The developments come during a period of increasing tensions between India and Pakistan after New Delhi’s Hindu nationalist government last week revoked special status for Indian-administered Kashmir.

The decision by India blocks the right of the Muslim-majority state of Jammu and Kashmir to frame its own laws and allows non-residents to buy property there.

Telephone lines, internet and television networks have been blocked and there are restrictions on movement and assembly.

UNSC move

The UNSC is due to meet behind closed doors on Friday at the request of China and Pakistan to discuss India’s decision to revoke the special status of Jammu and Kashmir, diplomats said.

Any action by the 15-member council is unlikely as the United States traditionally backs India and China supports Pakistan.

“Pakistan will not provoke a conflict. But India should not mistake our restraint for weakness,” Pakistan’s Foreign Minister Shah Mahmood Qureshi wrote in a letter to the UNSC on Tuesday.

“If India chooses to resort again to the use of force, Pakistan will be obliged to respond, in self-defense, with all its capabilities.”

UN Secretary-General Antonio Guterres has called on India and Pakistan to refrain from any steps that could affect the special status of Jammu and Kashmir. Guterres also said he was concerned about reports of restrictions on the Indian side of Kashmir.

The council adopted several resolutions in 1948 and in the 1950s on the dispute between India and Pakistan over the region, including one which says a plebiscite should be held to determine the future of the mostly Muslim Kashmir.

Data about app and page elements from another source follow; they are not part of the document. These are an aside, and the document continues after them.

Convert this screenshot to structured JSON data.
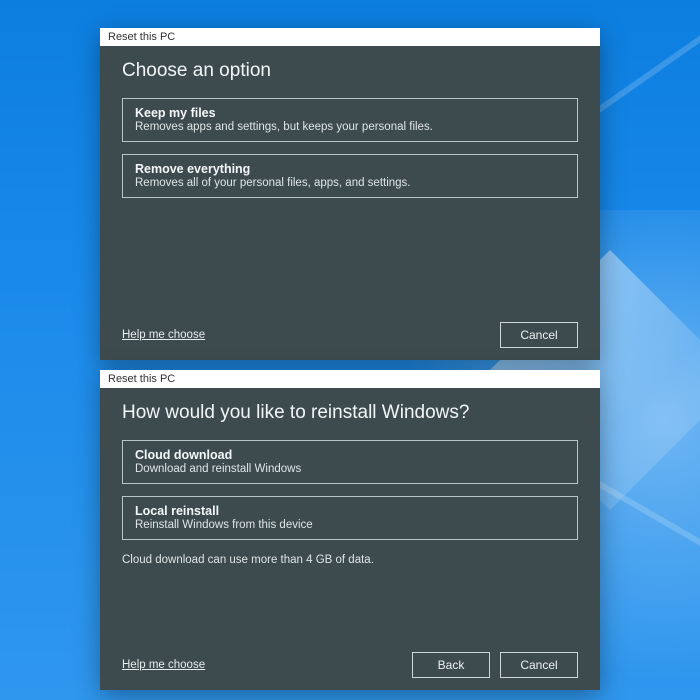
{
  "dialog1": {
    "titlebar": "Reset this PC",
    "heading": "Choose an option",
    "options": [
      {
        "title": "Keep my files",
        "desc": "Removes apps and settings, but keeps your personal files."
      },
      {
        "title": "Remove everything",
        "desc": "Removes all of your personal files, apps, and settings."
      }
    ],
    "help_link": "Help me choose",
    "buttons": {
      "cancel": "Cancel"
    }
  },
  "dialog2": {
    "titlebar": "Reset this PC",
    "heading": "How would you like to reinstall Windows?",
    "options": [
      {
        "title": "Cloud download",
        "desc": "Download and reinstall Windows"
      },
      {
        "title": "Local reinstall",
        "desc": "Reinstall Windows from this device"
      }
    ],
    "note": "Cloud download can use more than 4 GB of data.",
    "help_link": "Help me choose",
    "buttons": {
      "back": "Back",
      "cancel": "Cancel"
    }
  }
}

Another resolution also calls upon both sides to “refrain from making any statements and from doing or causing to be done or permitting any acts which might aggravate the situation”.